primarily involved in roofing a future cottage for children to sleep in. It has allowed me to sweat profusely with the crew as the temperature on the roof is hot. I have been working with Nazzi and Jeffrey, who are two Jamaican men that have been challenging to understand, but very fun to work with. During break time I have been able to hang out with the kids in cottages. Watching my own children interact, feed and hold disabled children has truly warmed my heart.
At Westhaven I have experienced a lot. I see young kids all over the place with smiles on their faces and talking or walking with one of us Americans. My experience has been more of working on projects around the area. I have worked on putting Zinc or Tin on the top of one of the cottages. During this project I work with Big Jeff, Little Jeff, Nazzi and some others that are on the trip. While we are working we have a great view of what goes on all around the place. Today for the first time some kids came over for a fish fry. I went to go play soccer
with them and it was a lot of fun. I could not understand them very well but the looks on their face gave everything away. While we are there I don’t know what half goes on. But what I do know is that there are a lot of kids being helped. A lot of kids are played with and worked with on their conditions. The things that happen are great for everyone there. It can put a smile on anyone’s face and brighten up their day. This place is an amazing place for people to help others and explore what all God has put us on this earth to assist his ministry.

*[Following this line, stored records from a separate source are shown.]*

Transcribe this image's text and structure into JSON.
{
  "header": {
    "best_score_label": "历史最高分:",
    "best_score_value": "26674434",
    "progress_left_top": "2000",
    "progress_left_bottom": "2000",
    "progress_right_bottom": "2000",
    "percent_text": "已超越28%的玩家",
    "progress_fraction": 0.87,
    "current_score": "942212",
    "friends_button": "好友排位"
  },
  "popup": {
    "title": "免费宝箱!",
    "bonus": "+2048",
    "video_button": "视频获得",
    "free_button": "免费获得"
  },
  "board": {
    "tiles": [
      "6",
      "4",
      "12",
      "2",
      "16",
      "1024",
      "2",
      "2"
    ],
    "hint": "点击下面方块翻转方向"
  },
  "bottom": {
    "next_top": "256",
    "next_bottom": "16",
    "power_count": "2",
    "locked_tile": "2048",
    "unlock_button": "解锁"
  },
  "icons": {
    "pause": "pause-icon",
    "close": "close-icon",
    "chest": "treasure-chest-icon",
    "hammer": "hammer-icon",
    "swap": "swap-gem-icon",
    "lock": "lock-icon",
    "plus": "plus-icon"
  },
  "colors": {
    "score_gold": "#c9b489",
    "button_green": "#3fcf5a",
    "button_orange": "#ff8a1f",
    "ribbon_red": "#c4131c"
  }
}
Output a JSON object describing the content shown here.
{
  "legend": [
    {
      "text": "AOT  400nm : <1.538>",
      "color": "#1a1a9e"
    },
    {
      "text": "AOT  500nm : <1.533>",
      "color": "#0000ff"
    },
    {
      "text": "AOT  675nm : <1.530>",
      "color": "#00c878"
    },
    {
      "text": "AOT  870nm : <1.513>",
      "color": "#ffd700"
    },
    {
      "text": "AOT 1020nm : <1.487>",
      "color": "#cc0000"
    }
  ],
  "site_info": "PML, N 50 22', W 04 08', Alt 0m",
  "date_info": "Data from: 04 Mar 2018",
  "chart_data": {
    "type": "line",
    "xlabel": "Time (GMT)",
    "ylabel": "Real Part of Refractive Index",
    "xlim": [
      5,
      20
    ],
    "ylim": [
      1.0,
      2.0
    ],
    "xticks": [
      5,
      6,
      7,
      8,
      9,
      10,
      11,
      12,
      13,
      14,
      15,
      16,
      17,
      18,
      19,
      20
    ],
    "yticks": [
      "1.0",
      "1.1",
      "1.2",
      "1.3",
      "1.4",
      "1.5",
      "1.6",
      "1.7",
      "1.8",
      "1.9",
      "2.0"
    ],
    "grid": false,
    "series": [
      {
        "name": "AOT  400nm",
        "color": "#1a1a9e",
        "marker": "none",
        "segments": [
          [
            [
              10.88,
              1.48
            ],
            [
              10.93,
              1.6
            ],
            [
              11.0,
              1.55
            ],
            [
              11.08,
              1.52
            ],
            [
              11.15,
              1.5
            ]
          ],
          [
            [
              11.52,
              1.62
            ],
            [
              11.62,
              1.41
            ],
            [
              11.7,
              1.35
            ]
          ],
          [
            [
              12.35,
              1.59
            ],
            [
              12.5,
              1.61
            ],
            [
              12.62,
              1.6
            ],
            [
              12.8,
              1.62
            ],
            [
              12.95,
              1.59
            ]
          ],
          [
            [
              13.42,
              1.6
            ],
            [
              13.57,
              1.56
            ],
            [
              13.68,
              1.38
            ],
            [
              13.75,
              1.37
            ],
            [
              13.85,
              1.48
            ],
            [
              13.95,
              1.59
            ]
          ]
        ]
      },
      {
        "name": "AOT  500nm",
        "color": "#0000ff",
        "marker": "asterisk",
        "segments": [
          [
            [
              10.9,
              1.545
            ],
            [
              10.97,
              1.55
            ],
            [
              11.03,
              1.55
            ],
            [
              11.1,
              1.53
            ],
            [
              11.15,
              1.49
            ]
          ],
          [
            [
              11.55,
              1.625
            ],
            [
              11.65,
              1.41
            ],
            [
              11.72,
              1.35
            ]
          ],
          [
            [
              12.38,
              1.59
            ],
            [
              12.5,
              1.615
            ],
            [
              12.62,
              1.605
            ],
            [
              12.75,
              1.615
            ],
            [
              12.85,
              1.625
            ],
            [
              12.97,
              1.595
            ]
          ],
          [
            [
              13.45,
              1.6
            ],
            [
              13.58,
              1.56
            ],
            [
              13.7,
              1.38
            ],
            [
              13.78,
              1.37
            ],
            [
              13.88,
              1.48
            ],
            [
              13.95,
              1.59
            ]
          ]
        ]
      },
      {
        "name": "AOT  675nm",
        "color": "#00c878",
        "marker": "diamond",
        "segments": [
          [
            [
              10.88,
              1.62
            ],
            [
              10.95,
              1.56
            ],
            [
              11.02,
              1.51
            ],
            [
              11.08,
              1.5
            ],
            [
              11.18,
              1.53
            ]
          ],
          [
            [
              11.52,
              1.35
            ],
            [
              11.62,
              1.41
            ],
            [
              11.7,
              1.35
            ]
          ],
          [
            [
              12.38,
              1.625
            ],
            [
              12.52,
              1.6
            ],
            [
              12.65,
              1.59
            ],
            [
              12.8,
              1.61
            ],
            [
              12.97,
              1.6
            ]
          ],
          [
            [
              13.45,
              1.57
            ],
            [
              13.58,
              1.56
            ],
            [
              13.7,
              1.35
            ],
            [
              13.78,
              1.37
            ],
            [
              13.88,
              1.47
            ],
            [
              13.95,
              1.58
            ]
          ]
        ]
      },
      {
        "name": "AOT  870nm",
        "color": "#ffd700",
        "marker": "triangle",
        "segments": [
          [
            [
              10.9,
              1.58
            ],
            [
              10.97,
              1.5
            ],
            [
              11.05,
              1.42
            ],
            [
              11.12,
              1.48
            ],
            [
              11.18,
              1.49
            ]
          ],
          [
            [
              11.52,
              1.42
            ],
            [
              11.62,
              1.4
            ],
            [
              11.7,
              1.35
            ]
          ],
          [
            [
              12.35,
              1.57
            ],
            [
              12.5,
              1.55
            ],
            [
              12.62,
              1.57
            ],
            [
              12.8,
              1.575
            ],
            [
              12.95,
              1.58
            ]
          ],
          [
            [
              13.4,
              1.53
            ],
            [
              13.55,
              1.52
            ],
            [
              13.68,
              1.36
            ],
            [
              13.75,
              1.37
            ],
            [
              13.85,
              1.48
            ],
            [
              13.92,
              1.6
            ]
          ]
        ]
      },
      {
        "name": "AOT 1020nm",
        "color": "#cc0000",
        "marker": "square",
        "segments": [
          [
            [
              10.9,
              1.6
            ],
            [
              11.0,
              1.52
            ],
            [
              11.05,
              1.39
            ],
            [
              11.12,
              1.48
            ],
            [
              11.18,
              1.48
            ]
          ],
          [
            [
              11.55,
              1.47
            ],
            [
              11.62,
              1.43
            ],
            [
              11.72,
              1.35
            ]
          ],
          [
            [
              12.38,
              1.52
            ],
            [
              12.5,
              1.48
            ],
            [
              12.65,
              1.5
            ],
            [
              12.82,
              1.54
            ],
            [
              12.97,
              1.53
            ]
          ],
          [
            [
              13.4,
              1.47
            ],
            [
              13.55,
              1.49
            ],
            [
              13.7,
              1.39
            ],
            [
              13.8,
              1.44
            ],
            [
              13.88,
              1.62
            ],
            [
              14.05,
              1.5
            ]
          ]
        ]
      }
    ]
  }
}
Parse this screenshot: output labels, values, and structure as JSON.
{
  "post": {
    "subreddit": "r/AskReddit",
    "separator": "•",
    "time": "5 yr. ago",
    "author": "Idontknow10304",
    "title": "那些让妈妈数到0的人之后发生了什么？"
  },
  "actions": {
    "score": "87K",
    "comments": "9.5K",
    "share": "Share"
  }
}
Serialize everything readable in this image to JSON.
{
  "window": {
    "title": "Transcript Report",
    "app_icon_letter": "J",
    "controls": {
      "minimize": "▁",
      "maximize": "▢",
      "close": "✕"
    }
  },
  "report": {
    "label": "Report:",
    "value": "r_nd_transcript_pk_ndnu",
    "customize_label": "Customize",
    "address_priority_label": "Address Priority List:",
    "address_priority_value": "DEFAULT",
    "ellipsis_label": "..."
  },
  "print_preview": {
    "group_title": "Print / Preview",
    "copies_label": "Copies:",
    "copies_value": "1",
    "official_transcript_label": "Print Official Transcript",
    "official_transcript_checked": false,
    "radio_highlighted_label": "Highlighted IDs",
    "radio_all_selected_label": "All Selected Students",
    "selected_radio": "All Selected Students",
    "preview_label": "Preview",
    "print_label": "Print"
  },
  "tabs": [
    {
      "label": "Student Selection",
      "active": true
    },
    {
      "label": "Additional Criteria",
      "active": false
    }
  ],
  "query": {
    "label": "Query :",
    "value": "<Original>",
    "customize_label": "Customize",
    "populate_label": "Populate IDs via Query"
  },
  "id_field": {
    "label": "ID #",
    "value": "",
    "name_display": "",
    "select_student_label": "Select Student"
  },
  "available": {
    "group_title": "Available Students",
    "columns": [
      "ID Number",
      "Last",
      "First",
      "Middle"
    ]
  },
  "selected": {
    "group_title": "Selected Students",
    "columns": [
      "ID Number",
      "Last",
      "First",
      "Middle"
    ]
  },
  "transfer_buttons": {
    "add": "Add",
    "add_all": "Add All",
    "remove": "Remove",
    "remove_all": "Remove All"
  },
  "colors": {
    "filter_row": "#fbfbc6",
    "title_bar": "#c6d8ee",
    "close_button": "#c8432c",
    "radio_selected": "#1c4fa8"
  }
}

We arrived at the Westhaven orphanage on Tuesday morning after a bumpy, hour long ride. I noticed that Grace, our driver, was honking at the oncoming traffic periodically. I asked her if she was honking to say hello. She said “yeaaaaaaah” in a Jamaican drawl, half laugh. We soon learned that there are “happy honks” and not so happy honks! Roads have improved dramatically (or so I’m told) but there could be entire mission group devoted to patching (WIDENING) the roads!!
One of the main reasons Dan and I decided to take our family on the mission trip to Jamaica and the Westhaven orphanage was to nurture relationships. We wanted to get to know Pastor Todd better. We wanted to have an opportunity to meet and serve some of the children at the orphanage, as well as, really get to know the Trinity families on this trip. As I write this, I’m watching my son play cards with Kirby and Melanie Knutson. Whom after getting to know, would like to ask to be a second set of Grandparents! Susan and Erick Eschenbach had my girls and a big group playing “forks” (couldn’t find spoons!) earlier!
We are only on day three of “Mission Jamiaca” and I can unequivocally say that our relationships with these amazing people while serving in the name of Jesus has been awesome AND humbling at the same time. You realize what truly is important. Relationships in the name of our Lord and Savior.